According to excerpts obtained by National Review Online, Rubio will call for a “new American century.”
Rubio’s key theme is American exceptionalism. “Ronald Reagan described America as a shining city on a hill,” he will say. “America never wanted to be the only shining city. We wanted our example to inspire the people of the world to build one of their own. You see, these nations, these new shining cities, they can join us, but they can never replace us. Because the light coming from them is but a reflection of our own.
“The light of an American century that now spreads throughout the earth,” he continues. “The world still needs America. The world still needs our light. It needs another American century.”
Reflecting on the history of the United States, Rubio will note that though America did not seek to be a world power, “that is exactly what the American economic miracle made her.”

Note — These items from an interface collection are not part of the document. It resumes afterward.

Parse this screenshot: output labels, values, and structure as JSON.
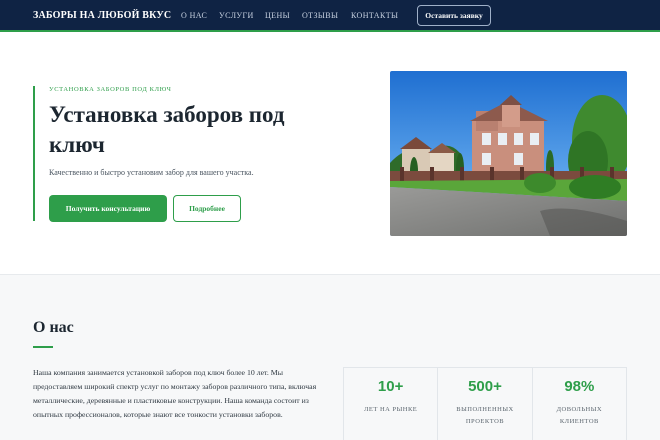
{
  "header": {
    "logo": "ЗАБОРЫ НА ЛЮБОЙ ВКУС",
    "nav": [
      "О НАС",
      "УСЛУГИ",
      "ЦЕНЫ",
      "ОТЗЫВЫ",
      "КОНТАКТЫ"
    ],
    "cta_label": "Оставить заявку"
  },
  "hero": {
    "kicker": "УСТАНОВКА ЗАБОРОВ ПОД КЛЮЧ",
    "title": "Установка заборов под ключ",
    "subtitle": "Качественно и быстро установим забор для вашего участка.",
    "primary_button": "Получить консультацию",
    "secondary_button": "Подробнее"
  },
  "about": {
    "title": "О нас",
    "text": "Наша компания занимается установкой заборов под ключ более 10 лет. Мы предоставляем широкий спектр услуг по монтажу заборов различного типа, включая металлические, деревянные и пластиковые конструкции. Наша команда состоит из опытных профессионалов, которые знают все тонкости установки заборов.",
    "stats": [
      {
        "value": "10+",
        "label": "ЛЕТ НА РЫНКЕ"
      },
      {
        "value": "500+",
        "label": "ВЫПОЛНЕННЫХ ПРОЕКТОВ"
      },
      {
        "value": "98%",
        "label": "ДОВОЛЬНЫХ КЛИЕНТОВ"
      }
    ]
  },
  "colors": {
    "header_bg": "#0f2344",
    "accent": "#2e9e4a"
  }
}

“Most great powers have used their strength to conquer other nations,” he will says. “But America is different. For us, power also came with a sense that to those that much is given, much is expected. A sense that with the blessings God bestowed upon our land, came the responsibility to make the world a better place. In the 20th century, that is exactly what America did.”
Turning from the past to the future, Rubio will outline his political agenda. “Now we find ourselves in a new century. And there is a growing sense that for America, things will never be the same,” he will say. “That maybe, this new century will belong to someone else. Indeed, we do stand now at a turning point in our history. One where there are only two ways forward for us. We will either bring on another American century, or we are doomed to witness America’s decline.”

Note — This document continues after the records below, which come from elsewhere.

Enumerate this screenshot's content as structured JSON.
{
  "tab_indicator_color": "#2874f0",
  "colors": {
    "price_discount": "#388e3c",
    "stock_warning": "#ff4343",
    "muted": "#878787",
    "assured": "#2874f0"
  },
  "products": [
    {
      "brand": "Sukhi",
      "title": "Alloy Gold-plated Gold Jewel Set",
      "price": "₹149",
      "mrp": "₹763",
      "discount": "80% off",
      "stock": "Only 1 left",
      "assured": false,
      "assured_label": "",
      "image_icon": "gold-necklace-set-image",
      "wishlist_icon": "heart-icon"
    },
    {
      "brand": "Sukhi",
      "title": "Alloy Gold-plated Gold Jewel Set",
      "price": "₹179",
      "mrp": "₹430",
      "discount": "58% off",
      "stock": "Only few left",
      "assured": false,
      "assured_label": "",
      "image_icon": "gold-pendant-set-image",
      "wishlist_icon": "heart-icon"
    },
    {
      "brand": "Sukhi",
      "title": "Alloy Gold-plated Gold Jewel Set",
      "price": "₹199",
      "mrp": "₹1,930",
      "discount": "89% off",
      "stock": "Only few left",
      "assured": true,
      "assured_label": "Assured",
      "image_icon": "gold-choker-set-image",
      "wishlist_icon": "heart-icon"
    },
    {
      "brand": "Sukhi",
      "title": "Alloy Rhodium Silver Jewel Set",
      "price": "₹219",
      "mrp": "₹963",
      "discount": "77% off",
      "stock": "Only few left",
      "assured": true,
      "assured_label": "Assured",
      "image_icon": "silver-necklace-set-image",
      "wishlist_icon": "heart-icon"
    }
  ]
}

“A new American century is within our reach,” he will declare. “There is nothing wrong with our people. Americans haven’t forgotten how to start a business. They haven’t run out of good ideas. Americans are as great as we have ever been. But our government is broken. And a broken government is keeping us from doing what we have done better than anyone in the world for over a century: Create jobs.

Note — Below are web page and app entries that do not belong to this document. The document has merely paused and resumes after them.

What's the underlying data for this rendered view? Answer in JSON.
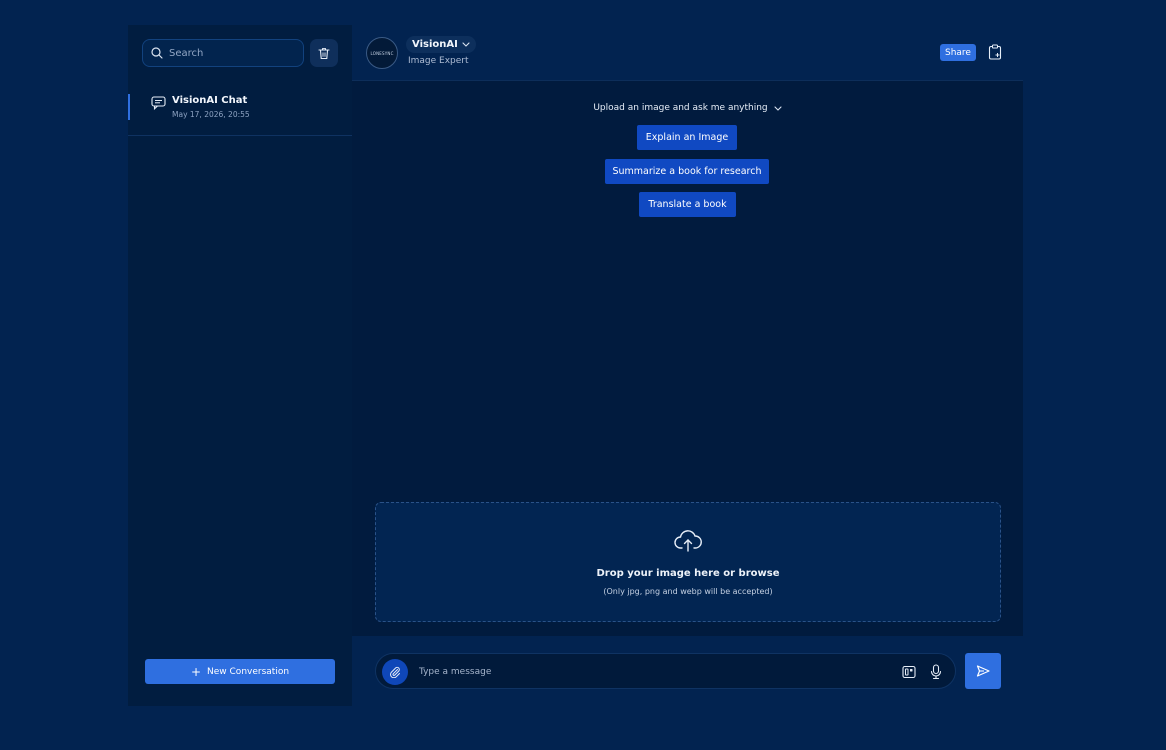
{
  "sidebar": {
    "search_placeholder": "Search",
    "conversations": [
      {
        "title": "VisionAI Chat",
        "date": "May 17, 2026, 20:55"
      }
    ],
    "new_conversation_label": "New Conversation"
  },
  "header": {
    "logo_text": "LONESYNC",
    "model_name": "VisionAI",
    "model_subtitle": "Image Expert",
    "share_label": "Share"
  },
  "main": {
    "suggestion_title": "Upload an image and ask me anything",
    "suggestions": [
      "Explain an Image",
      "Summarize a book for research",
      "Translate a book"
    ],
    "dropzone": {
      "title": "Drop your image here or browse",
      "subtitle": "(Only jpg, png and webp will be accepted)"
    }
  },
  "composer": {
    "placeholder": "Type a message"
  },
  "icons": {
    "search": "search-icon",
    "trash": "trash-icon",
    "chat": "chat-bubble-icon",
    "plus": "plus-icon",
    "chevron": "chevron-down-icon",
    "clipboard": "clipboard-icon",
    "upload": "cloud-upload-icon",
    "attach": "paperclip-icon",
    "keyboard": "keyboard-icon",
    "mic": "microphone-icon",
    "send": "send-icon"
  },
  "colors": {
    "background": "#022350",
    "panel": "#011b3e",
    "accent": "#2f6fe0",
    "suggestion": "#1049c2"
  }
}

“If we here in Washington could just find agreement on a plan to start getting our debt under control. If we could just make our tax code simpler and more predictable. And if we could just get the government to ease up on some of these onerous regulations, the American people will take care of the rest,” he will argue. “If this government will do its part, this generation of Americans is ready to theirs. They will give us a prosperous, upwardly mobile economy. One where our children will invent, build and sell things to a world where more people than ever before can afford to buy them.”
“If we can give America a government that lives within its means, the American economy will give us a government whose means are considerable,” he will say. “A government that can afford to pay for the things a government should do, because it does not waste money on things it should not do. If we can deliver on a few simple but important things, we have the chance to achieve something that is hard to imagine is even possible. An America whose future will be greater than its past.”
The speech will be broadcast at 2:45 p.m. on CSPAN-2.